Mike Hayman photo

Since the tragic weekend in Charlottesville, I have wondered why so few people have paid so little attention to trees. Much attention has been given to the argument about whether statues of Confederate soldiers should remain, be removed or re-located. A fallen tree here, another tree removed there. So what?

We at least were not burdened with statues of British generals.

Does anyone know of any American statues of British General Charles Cornwallis? Great Britain had its colonial supporters. Was there no desire to hearken back to the halcyon days of early British settlement in the New World?

An old oak tree was removed in Louisville a few weeks before the Charlottesville protests. It stood adjacent to St. Matthews Hardware. The small, independent hardware store was beloved, but the owner was ready to retire. The future odds were stacked in favor of big box stores for nuts and bolts. The property was sold. The store and the oak were taken down to make room for a bank.

The pin oak was somewhere between 75 and 100 years old. It looks older, but pin oaks are fast growers. A lot of pin oaks in Louisville were in decline, due to stress and disease, but this one had the makings of a survivor. Strong, resilient and adaptable to passing traffic spewing toxins into the Ohio Valley.

Louisville needs more trees, not fewer. It’s hard to plant them fast enough. The city has small cadres of tree activists, city employees and committed non-profits—plus nursery folks, neighborhood associations, developers and homeowners—who plant an estimated 10,000 trees a year. Their work is noble and good.

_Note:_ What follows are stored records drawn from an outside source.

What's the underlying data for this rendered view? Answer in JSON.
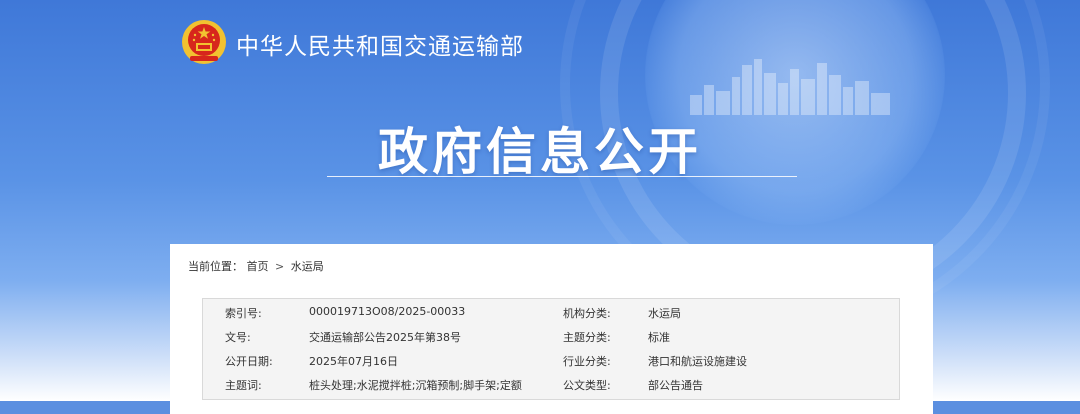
{
  "header": {
    "ministry_name": "中华人民共和国交通运输部",
    "page_title": "政府信息公开"
  },
  "breadcrumb": {
    "prefix": "当前位置：",
    "items": [
      {
        "label": "首页"
      },
      {
        "label": "水运局"
      }
    ],
    "separator": ">"
  },
  "info": {
    "rows": [
      {
        "label1": "索引号:",
        "value1": "000019713O08/2025-00033",
        "label2": "机构分类:",
        "value2": "水运局"
      },
      {
        "label1": "文号:",
        "value1": "交通运输部公告2025年第38号",
        "label2": "主题分类:",
        "value2": "标准"
      },
      {
        "label1": "公开日期:",
        "value1": "2025年07月16日",
        "label2": "行业分类:",
        "value2": "港口和航运设施建设"
      },
      {
        "label1": "主题词:",
        "value1": "桩头处理;水泥搅拌桩;沉箱预制;脚手架;定额",
        "label2": "公文类型:",
        "value2": "部公告通告"
      }
    ]
  },
  "colors": {
    "header_blue": "#3f78d8",
    "emblem_red": "#d7261c",
    "emblem_gold": "#f2c230"
  }
}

The effort puts a small dent in the overall need. (The city is losing an estimated 50,000 trees per year.) Tree planting goes unnoticed. There is little fanfare for trees or sorrow when they are lost. Louisville’s mayor could change that direction, but it’s a hard sell. Trees offer little political cover.

European settlers in North America pursued a cut and burn approach to trees. The frontier needed to be shaped for early white settlements. Crops had to be planted. Great Britain needed ship masts and timber from the new world.

Anyone interested in pursuing tree planting on a large scale today might be thrown into a marginalized Johnny Appleseed category—a spectrum from why-bother to crackpot.

Only in the last few weeks has it become curious to me—why there is there so little interest in living trees and so much interest in trying to save statues to preserve a culture of dead, white men?

Why not replace every Confederate with 3 trees?